Tip: There is one trick to remember here that will make sure you larger scale prints work in your quilt - if you have a print where a seam will be particularly noticeable (stripes for example), use it somewhere in fabrics A-E for the baby size and A-G for the lap or twin size (the colored fabrics below).
Tessa Coloring Sheet
Why? Look at the diagrams in the pattern - the fabrics that go this direction have fewer seams. Notice in the quilt below (ignore the fact that the quilt is upside down, oops!) several of the prints that are running from the bottom left of the quilt to the top right of the quilt have patterns where seams would be more obvious.
Put a Bird on It Tessa Quilt - Kitchen Table Quilting

An All-Solids Quilt

Solids also work REALLY well in this pattern.
The Tessa Quilt in Solids - Kitchen Table Quilting
Because there are no patterns to disrupt, the seams are basically invisible and this looks like a super difficult quilt pattern (but it's not!). All of these colors are Michael Miller Cotton Couture and the colors are: Glass, Bottle, Fresh, Lilypad, Mermaid, Saturn, Ocean, Slate, Juniper, Clover, Leaf, Turf, and Dusk. The white is Soft White and the gray is Pewter.

It can be a little tricky to find a shop that has the full range of Cotton Couture in stock - Hawthorne Supply Co. seems to be a good one. If you know of another shop that stocks a large selection of these fabrics, please let me know in the comments!

Quilt Examples

Here are a few examples of the quilt mocked up in different fabric combinations. As of the time I am writing this post, I haven't started picking my fabrics yet - I will be sharing my selection process in my Instagram stories this week and will save it in my story highlights.
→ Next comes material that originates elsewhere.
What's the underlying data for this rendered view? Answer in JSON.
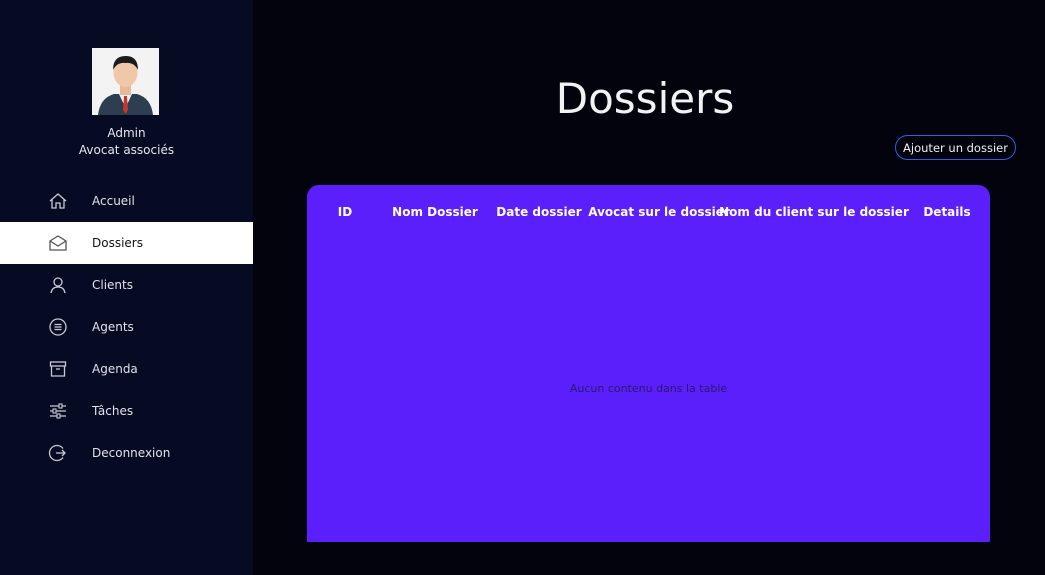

Here are a few things to take note of in these examples:
  • Fabric O is distinct from all of the other fabrics and the background fabric (there is less of a distinction in the solid quilt below - I think this one still works but it is a little trickier).
  • There is a balance of color and value - try not to have two colors that are very similar in color right next to each other. You will also want to have darker and lighter valued fabrics evenly distributed throughout the quilt.
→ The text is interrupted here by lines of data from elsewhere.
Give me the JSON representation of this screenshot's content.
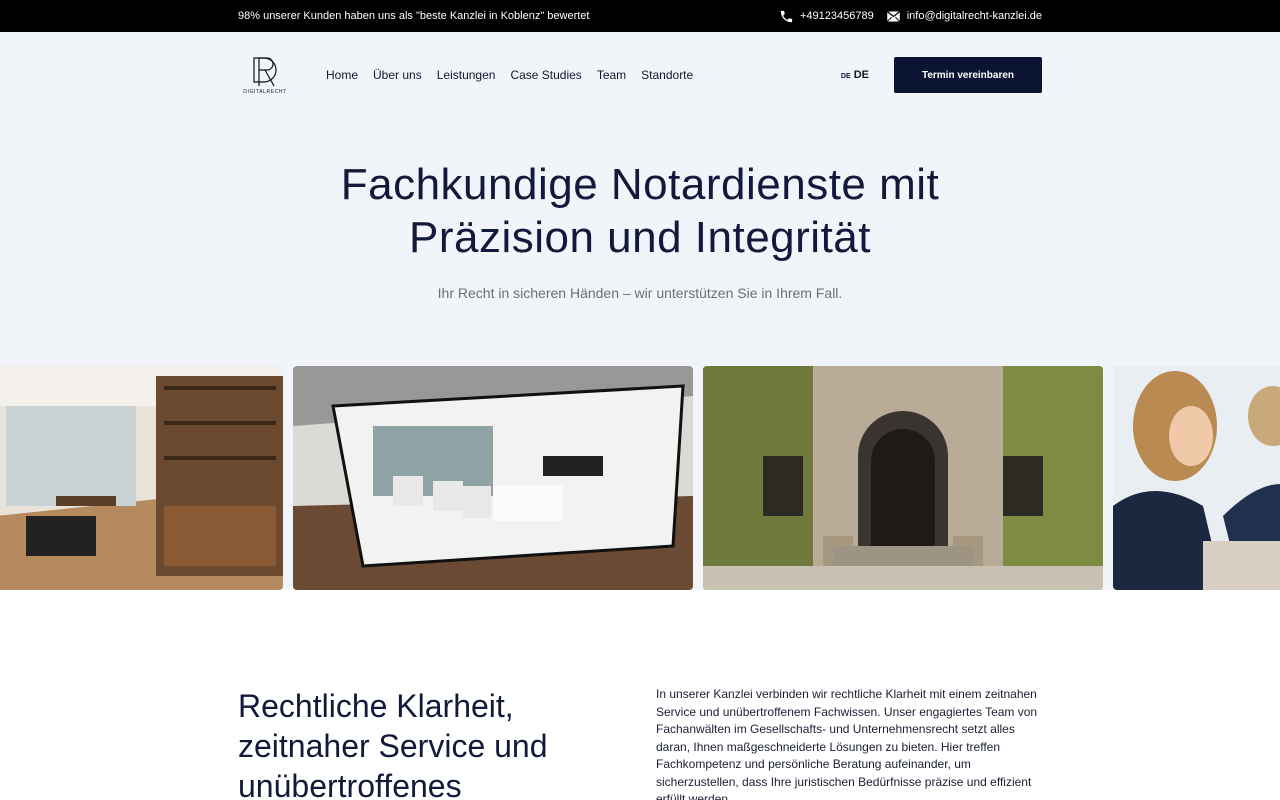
{
  "topbar": {
    "rating_text": "98% unserer Kunden haben uns als \"beste Kanzlei in Koblenz\" bewertet",
    "phone": "+49123456789",
    "email": "info@digitalrecht-kanzlei.de"
  },
  "logo": {
    "letters": "DR",
    "wordmark": "DIGITALRECHT"
  },
  "nav": {
    "items": [
      "Home",
      "Über uns",
      "Leistungen",
      "Case Studies",
      "Team",
      "Standorte"
    ],
    "language_flag": "DE",
    "language": "DE",
    "cta": "Termin vereinbaren"
  },
  "hero": {
    "title_line1": "Fachkundige Notardienste mit",
    "title_line2": "Präzision und Integrität",
    "subtitle": "Ihr Recht in sicheren Händen – wir unterstützen Sie in Ihrem Fall."
  },
  "gallery": {
    "images": [
      "office-interior-photo",
      "glass-meeting-room-photo",
      "historic-building-entrance-photo",
      "business-meeting-photo"
    ]
  },
  "intro": {
    "heading_line1": "Rechtliche Klarheit,",
    "heading_line2": "zeitnaher Service und",
    "heading_line3": "unübertroffenes",
    "body": "In unserer Kanzlei verbinden wir rechtliche Klarheit mit einem zeitnahen Service und unübertroffenem Fachwissen. Unser engagiertes Team von Fachanwälten im Gesellschafts- und Unternehmensrecht setzt alles daran, Ihnen maßgeschneiderte Lösungen zu bieten. Hier treffen Fachkompetenz und persönliche Beratung aufeinander, um sicherzustellen, dass Ihre juristischen Bedürfnisse präzise und effizient erfüllt werden."
  },
  "colors": {
    "topbar": "#000000",
    "hero_bg": "#f1f4f8",
    "accent": "#0c1433"
  }
}
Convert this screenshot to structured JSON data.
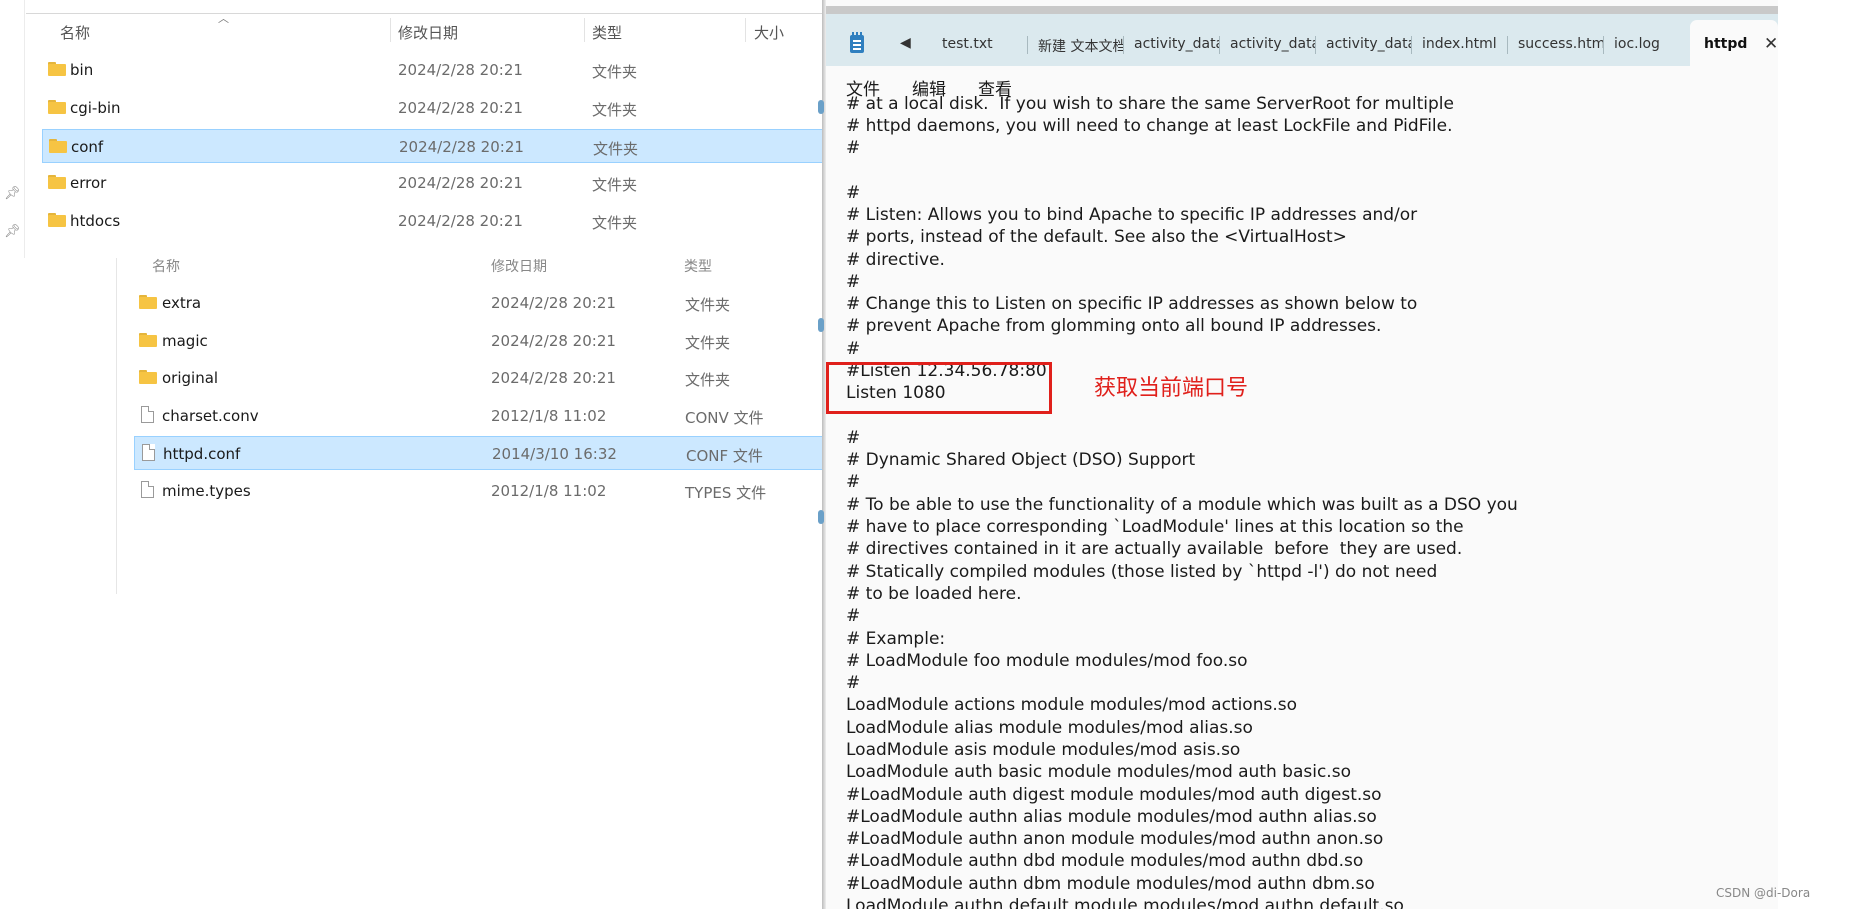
{
  "explorer_top": {
    "columns": {
      "name": "名称",
      "modified": "修改日期",
      "type": "类型",
      "size": "大小"
    },
    "rows": [
      {
        "name": "bin",
        "modified": "2024/2/28 20:21",
        "type": "文件夹",
        "icon": "folder-icon"
      },
      {
        "name": "cgi-bin",
        "modified": "2024/2/28 20:21",
        "type": "文件夹",
        "icon": "folder-icon"
      },
      {
        "name": "conf",
        "modified": "2024/2/28 20:21",
        "type": "文件夹",
        "icon": "folder-icon",
        "selected": true
      },
      {
        "name": "error",
        "modified": "2024/2/28 20:21",
        "type": "文件夹",
        "icon": "folder-icon"
      },
      {
        "name": "htdocs",
        "modified": "2024/2/28 20:21",
        "type": "文件夹",
        "icon": "folder-icon"
      }
    ]
  },
  "explorer_bottom": {
    "columns": {
      "name": "名称",
      "modified": "修改日期",
      "type": "类型"
    },
    "rows": [
      {
        "name": "extra",
        "modified": "2024/2/28 20:21",
        "type": "文件夹",
        "icon": "folder-icon"
      },
      {
        "name": "magic",
        "modified": "2024/2/28 20:21",
        "type": "文件夹",
        "icon": "folder-icon"
      },
      {
        "name": "original",
        "modified": "2024/2/28 20:21",
        "type": "文件夹",
        "icon": "folder-icon"
      },
      {
        "name": "charset.conv",
        "modified": "2012/1/8 11:02",
        "type": "CONV 文件",
        "icon": "file-icon"
      },
      {
        "name": "httpd.conf",
        "modified": "2014/3/10 16:32",
        "type": "CONF 文件",
        "icon": "file-icon",
        "selected": true
      },
      {
        "name": "mime.types",
        "modified": "2012/1/8 11:02",
        "type": "TYPES 文件",
        "icon": "file-icon"
      }
    ]
  },
  "notepad": {
    "tabs": [
      "test.txt",
      "新建 文本文档",
      "activity_data",
      "activity_data",
      "activity_data",
      "index.html",
      "success.htm",
      "ioc.log",
      "httpd"
    ],
    "active_tab": "httpd",
    "close_glyph": "✕",
    "back_glyph": "◀",
    "menu": {
      "file": "文件",
      "edit": "编辑",
      "view": "查看"
    },
    "lines": [
      "# at a local disk.  If you wish to share the same ServerRoot for multiple",
      "# httpd daemons, you will need to change at least LockFile and PidFile.",
      "#",
      "",
      "#",
      "# Listen: Allows you to bind Apache to specific IP addresses and/or",
      "# ports, instead of the default. See also the <VirtualHost>",
      "# directive.",
      "#",
      "# Change this to Listen on specific IP addresses as shown below to",
      "# prevent Apache from glomming onto all bound IP addresses.",
      "#",
      "#Listen 12.34.56.78:80",
      "Listen 1080",
      "",
      "#",
      "# Dynamic Shared Object (DSO) Support",
      "#",
      "# To be able to use the functionality of a module which was built as a DSO you",
      "# have to place corresponding `LoadModule' lines at this location so the",
      "# directives contained in it are actually available  before  they are used.",
      "# Statically compiled modules (those listed by `httpd -l') do not need",
      "# to be loaded here.",
      "#",
      "# Example:",
      "# LoadModule foo module modules/mod foo.so",
      "#",
      "LoadModule actions module modules/mod actions.so",
      "LoadModule alias module modules/mod alias.so",
      "LoadModule asis module modules/mod asis.so",
      "LoadModule auth basic module modules/mod auth basic.so",
      "#LoadModule auth digest module modules/mod auth digest.so",
      "#LoadModule authn alias module modules/mod authn alias.so",
      "#LoadModule authn anon module modules/mod authn anon.so",
      "#LoadModule authn dbd module modules/mod authn dbd.so",
      "#LoadModule authn dbm module modules/mod authn dbm.so",
      "LoadModule authn default module modules/mod authn default.so"
    ]
  },
  "annotation": {
    "text": "获取当前端口号",
    "color": "#e0201b"
  },
  "watermark": "CSDN @di-Dora",
  "colors": {
    "selection": "#cce8ff",
    "tabbar": "#dbe9ee",
    "folder": "#f6c443"
  }
}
The Tessa Quilt Mockup - Kitchen Table Quilting
Butterscotch by Dana Willard
The Tessa Quilt Mockup - Kitchen Table Quilting
Kinder by Heather Ross
The Tessa Quilt Mockup - Kitchen Table Quilting
Cotton Couture
The Tessa Quilt Mockup - Kitchen Table Quilting
Warp and Weft by Alexia Abegg
The Tessa Quilt Mockup - Kitchen Table Quilting
Various Prints by Carolyn Friedlander
The Tessa Quilt Mockup - Kitchen Table Quilting
Various Prints by Charley Harper
Make sure to share your fabric selection on Instagram with the hashtag #tessaqal - I am excited to see what you pick!
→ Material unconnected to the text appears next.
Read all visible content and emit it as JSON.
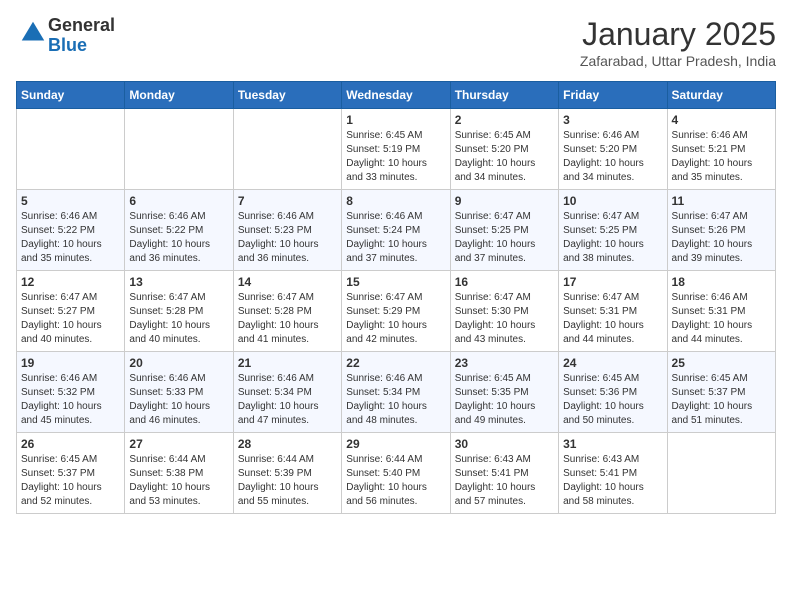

7 comments

  1. For the baby sized quilt, I'm not sure why I need 1/2 yard on two of the fabric. I have read the pattern pieces and it looks like the most any fabric uses is 3 16.5 lengths, which I can get out of a fat quarter Maybe I miss read something. Please inform before I begin cutting. Thanks

    ReplyDelete
    Replies
    1. You are correct, I am sorry that I didn't realize that sooner. You cannot make the baby size from just 1/4 yards, but you can make it with just fat quarters. Because there is strip piecing in the pattern, I used 1/4 yard cuts to simplify things, but you are correct about the fat quarters. Thank you for noticing this!

      Delete
  2. I would like to make my quilt with an overall color combo, purple, green and grey. Most of my fabrics have purple in them. A few have only green and grey. Will this work?

    ReplyDelete
    Replies
    1. It's hard to say without seeing a photo, but it sounds like it will work!

      Delete
  3. Would you be able to give fabric requirements for a king size and also make it so instructions are printer friendly?

    ReplyDelete
  4. Are you sure that the directions for cutting out the lap quilt are correct? I look at "I" for example, and the photo shows 5--4.5 x 8.5 and 1--8.5 x 8.5. But the directions say to cut 2--8.5 x 8.5
    Similarly for D--the directions say to cut 4 16.5 x 8.5---yet the photo shows only two 16.5" segments.
    Please help

    ReplyDelete
    Replies
    1. nevermind...I answered my own question. It's an issue of an unfortunate page break--I was looking at the crib size.

      Delete

Powered by Blogger.